Activity.
Copy out the data below. Keep every word as it is.

[[ Material supplied, beginning ]]

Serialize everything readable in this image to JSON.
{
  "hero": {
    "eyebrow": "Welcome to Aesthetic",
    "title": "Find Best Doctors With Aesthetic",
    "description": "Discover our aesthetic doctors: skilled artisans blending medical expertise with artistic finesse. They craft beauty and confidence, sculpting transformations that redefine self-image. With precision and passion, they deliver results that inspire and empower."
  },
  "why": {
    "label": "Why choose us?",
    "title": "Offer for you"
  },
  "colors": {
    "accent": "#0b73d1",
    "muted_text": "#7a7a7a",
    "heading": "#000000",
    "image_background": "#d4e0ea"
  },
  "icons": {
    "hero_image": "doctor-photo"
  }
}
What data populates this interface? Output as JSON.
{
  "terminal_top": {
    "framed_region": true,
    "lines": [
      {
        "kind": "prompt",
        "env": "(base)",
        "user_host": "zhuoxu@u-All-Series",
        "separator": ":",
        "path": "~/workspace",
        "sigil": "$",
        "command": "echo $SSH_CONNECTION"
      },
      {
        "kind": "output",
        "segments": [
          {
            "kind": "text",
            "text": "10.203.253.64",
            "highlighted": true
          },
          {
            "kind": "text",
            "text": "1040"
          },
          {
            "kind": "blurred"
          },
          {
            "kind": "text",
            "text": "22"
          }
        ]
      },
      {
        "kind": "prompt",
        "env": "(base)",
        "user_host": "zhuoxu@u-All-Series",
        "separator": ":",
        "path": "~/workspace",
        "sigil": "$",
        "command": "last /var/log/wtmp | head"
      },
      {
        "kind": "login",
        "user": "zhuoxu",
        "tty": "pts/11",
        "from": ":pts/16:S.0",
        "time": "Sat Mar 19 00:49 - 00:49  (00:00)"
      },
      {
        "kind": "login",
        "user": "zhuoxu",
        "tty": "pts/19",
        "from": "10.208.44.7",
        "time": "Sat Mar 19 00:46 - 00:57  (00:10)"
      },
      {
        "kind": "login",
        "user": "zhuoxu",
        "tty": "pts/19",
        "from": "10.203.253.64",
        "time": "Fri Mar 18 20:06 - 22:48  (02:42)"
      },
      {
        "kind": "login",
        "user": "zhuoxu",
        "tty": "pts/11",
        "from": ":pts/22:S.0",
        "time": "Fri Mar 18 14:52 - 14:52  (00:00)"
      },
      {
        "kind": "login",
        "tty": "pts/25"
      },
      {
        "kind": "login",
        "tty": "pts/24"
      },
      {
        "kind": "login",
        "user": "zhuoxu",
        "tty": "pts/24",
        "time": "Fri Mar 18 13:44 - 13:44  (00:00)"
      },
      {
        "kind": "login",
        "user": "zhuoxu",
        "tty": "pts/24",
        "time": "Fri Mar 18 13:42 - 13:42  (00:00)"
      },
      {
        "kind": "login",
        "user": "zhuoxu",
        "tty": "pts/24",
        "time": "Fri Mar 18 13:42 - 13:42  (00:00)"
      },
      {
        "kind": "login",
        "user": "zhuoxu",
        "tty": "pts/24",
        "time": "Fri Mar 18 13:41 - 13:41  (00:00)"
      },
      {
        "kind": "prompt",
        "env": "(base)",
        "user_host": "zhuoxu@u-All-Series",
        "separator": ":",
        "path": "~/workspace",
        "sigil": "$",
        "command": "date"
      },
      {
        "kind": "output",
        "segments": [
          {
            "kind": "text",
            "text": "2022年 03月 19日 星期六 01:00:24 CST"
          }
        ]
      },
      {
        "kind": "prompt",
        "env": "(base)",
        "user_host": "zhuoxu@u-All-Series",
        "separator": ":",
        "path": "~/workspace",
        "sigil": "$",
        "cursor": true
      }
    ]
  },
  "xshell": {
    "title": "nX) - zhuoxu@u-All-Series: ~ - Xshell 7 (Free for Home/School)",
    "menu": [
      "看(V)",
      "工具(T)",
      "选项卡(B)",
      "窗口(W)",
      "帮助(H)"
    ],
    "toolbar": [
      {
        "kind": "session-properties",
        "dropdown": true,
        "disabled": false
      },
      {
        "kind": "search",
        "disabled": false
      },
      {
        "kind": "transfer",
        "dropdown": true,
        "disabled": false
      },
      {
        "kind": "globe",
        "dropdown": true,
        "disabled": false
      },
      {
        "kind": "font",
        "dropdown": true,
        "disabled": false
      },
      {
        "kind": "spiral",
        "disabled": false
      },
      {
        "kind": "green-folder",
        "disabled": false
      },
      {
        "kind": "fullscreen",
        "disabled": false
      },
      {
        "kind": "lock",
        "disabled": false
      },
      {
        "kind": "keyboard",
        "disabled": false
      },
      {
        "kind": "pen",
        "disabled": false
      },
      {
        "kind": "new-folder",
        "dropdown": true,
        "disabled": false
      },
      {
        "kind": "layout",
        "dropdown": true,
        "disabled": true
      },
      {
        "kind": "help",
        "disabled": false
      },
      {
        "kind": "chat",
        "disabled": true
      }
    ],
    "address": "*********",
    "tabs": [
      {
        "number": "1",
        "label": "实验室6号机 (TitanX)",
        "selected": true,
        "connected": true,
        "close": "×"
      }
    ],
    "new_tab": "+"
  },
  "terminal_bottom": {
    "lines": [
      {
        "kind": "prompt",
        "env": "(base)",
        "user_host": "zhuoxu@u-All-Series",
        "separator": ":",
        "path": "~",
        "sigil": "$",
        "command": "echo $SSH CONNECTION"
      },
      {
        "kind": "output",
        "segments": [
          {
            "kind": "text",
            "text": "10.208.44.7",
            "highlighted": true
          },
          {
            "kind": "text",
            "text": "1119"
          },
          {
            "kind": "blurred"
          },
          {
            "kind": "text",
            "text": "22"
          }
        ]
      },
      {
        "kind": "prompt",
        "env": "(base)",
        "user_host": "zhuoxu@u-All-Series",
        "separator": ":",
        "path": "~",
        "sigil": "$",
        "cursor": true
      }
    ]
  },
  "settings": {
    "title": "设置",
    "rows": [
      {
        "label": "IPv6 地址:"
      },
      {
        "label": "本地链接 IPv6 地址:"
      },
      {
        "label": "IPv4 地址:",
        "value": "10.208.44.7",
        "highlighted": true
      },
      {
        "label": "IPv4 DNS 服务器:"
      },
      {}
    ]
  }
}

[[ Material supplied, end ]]

Reply.
Serialize everything readable in this image to JSON.
{
  "hero": {
    "eyebrow": "Welcome to Aesthetic",
    "title": "Find Best Doctors With Aesthetic",
    "description": "Discover our aesthetic doctors: skilled artisans blending medical expertise with artistic finesse. They craft beauty and confidence, sculpting transformations that redefine self-image. With precision and passion, they deliver results that inspire and empower."
  },
  "why": {
    "label": "Why choose us?",
    "title": "Offer for you"
  },
  "colors": {
    "accent": "#0b73d1",
    "muted_text": "#7a7a7a",
    "heading": "#000000",
    "image_background": "#d4e0ea"
  },
  "icons": {
    "hero_image": "doctor-photo"
  }
}
What data populates this interface? Output as JSON.
{
  "terminal_top": {
    "framed_region": true,
    "lines": [
      {
        "kind": "prompt",
        "env": "(base)",
        "user_host": "zhuoxu@u-All-Series",
        "separator": ":",
        "path": "~/workspace",
        "sigil": "$",
        "command": "echo $SSH_CONNECTION"
      },
      {
        "kind": "output",
        "segments": [
          {
            "kind": "text",
            "text": "10.203.253.64",
            "highlighted": true
          },
          {
            "kind": "text",
            "text": "1040"
          },
          {
            "kind": "blurred"
          },
          {
            "kind": "text",
            "text": "22"
          }
        ]
      },
      {
        "kind": "prompt",
        "env": "(base)",
        "user_host": "zhuoxu@u-All-Series",
        "separator": ":",
        "path": "~/workspace",
        "sigil": "$",
        "command": "last /var/log/wtmp | head"
      },
      {
        "kind": "login",
        "user": "zhuoxu",
        "tty": "pts/11",
        "from": ":pts/16:S.0",
        "time": "Sat Mar 19 00:49 - 00:49  (00:00)"
      },
      {
        "kind": "login",
        "user": "zhuoxu",
        "tty": "pts/19",
        "from": "10.208.44.7",
        "time": "Sat Mar 19 00:46 - 00:57  (00:10)"
      },
      {
        "kind": "login",
        "user": "zhuoxu",
        "tty": "pts/19",
        "from": "10.203.253.64",
        "time": "Fri Mar 18 20:06 - 22:48  (02:42)"
      },
      {
        "kind": "login",
        "user": "zhuoxu",
        "tty": "pts/11",
        "from": ":pts/22:S.0",
        "time": "Fri Mar 18 14:52 - 14:52  (00:00)"
      },
      {
        "kind": "login",
        "tty": "pts/25"
      },
      {
        "kind": "login",
        "tty": "pts/24"
      },
      {
        "kind": "login",
        "user": "zhuoxu",
        "tty": "pts/24",
        "time": "Fri Mar 18 13:44 - 13:44  (00:00)"
      },
      {
        "kind": "login",
        "user": "zhuoxu",
        "tty": "pts/24",
        "time": "Fri Mar 18 13:42 - 13:42  (00:00)"
      },
      {
        "kind": "login",
        "user": "zhuoxu",
        "tty": "pts/24",
        "time": "Fri Mar 18 13:42 - 13:42  (00:00)"
      },
      {
        "kind": "login",
        "user": "zhuoxu",
        "tty": "pts/24",
        "time": "Fri Mar 18 13:41 - 13:41  (00:00)"
      },
      {
        "kind": "prompt",
        "env": "(base)",
        "user_host": "zhuoxu@u-All-Series",
        "separator": ":",
        "path": "~/workspace",
        "sigil": "$",
        "command": "date"
      },
      {
        "kind": "output",
        "segments": [
          {
            "kind": "text",
            "text": "2022年 03月 19日 星期六 01:00:24 CST"
          }
        ]
      },
      {
        "kind": "prompt",
        "env": "(base)",
        "user_host": "zhuoxu@u-All-Series",
        "separator": ":",
        "path": "~/workspace",
        "sigil": "$",
        "cursor": true
      }
    ]
  },
  "xshell": {
    "title": "nX) - zhuoxu@u-All-Series: ~ - Xshell 7 (Free for Home/School)",
    "menu": [
      "看(V)",
      "工具(T)",
      "选项卡(B)",
      "窗口(W)",
      "帮助(H)"
    ],
    "toolbar": [
      {
        "kind": "session-properties",
        "dropdown": true,
        "disabled": false
      },
      {
        "kind": "search",
        "disabled": false
      },
      {
        "kind": "transfer",
        "dropdown": true,
        "disabled": false
      },
      {
        "kind": "globe",
        "dropdown": true,
        "disabled": false
      },
      {
        "kind": "font",
        "dropdown": true,
        "disabled": false
      },
      {
        "kind": "spiral",
        "disabled": false
      },
      {
        "kind": "green-folder",
        "disabled": false
      },
      {
        "kind": "fullscreen",
        "disabled": false
      },
      {
        "kind": "lock",
        "disabled": false
      },
      {
        "kind": "keyboard",
        "disabled": false
      },
      {
        "kind": "pen",
        "disabled": false
      },
      {
        "kind": "new-folder",
        "dropdown": true,
        "disabled": false
      },
      {
        "kind": "layout",
        "dropdown": true,
        "disabled": true
      },
      {
        "kind": "help",
        "disabled": false
      },
      {
        "kind": "chat",
        "disabled": true
      }
    ],
    "address": "*********",
    "tabs": [
      {
        "number": "1",
        "label": "实验室6号机 (TitanX)",
        "selected": true,
        "connected": true,
        "close": "×"
      }
    ],
    "new_tab": "+"
  },
  "terminal_bottom": {
    "lines": [
      {
        "kind": "prompt",
        "env": "(base)",
        "user_host": "zhuoxu@u-All-Series",
        "separator": ":",
        "path": "~",
        "sigil": "$",
        "command": "echo $SSH CONNECTION"
      },
      {
        "kind": "output",
        "segments": [
          {
            "kind": "text",
            "text": "10.208.44.7",
            "highlighted": true
          },
          {
            "kind": "text",
            "text": "1119"
          },
          {
            "kind": "blurred"
          },
          {
            "kind": "text",
            "text": "22"
          }
        ]
      },
      {
        "kind": "prompt",
        "env": "(base)",
        "user_host": "zhuoxu@u-All-Series",
        "separator": ":",
        "path": "~",
        "sigil": "$",
        "cursor": true
      }
    ]
  },
  "settings": {
    "title": "设置",
    "rows": [
      {
        "label": "IPv6 地址:"
      },
      {
        "label": "本地链接 IPv6 地址:"
      },
      {
        "label": "IPv4 地址:",
        "value": "10.208.44.7",
        "highlighted": true
      },
      {
        "label": "IPv4 DNS 服务器:"
      },
      {}
    ]
  }
}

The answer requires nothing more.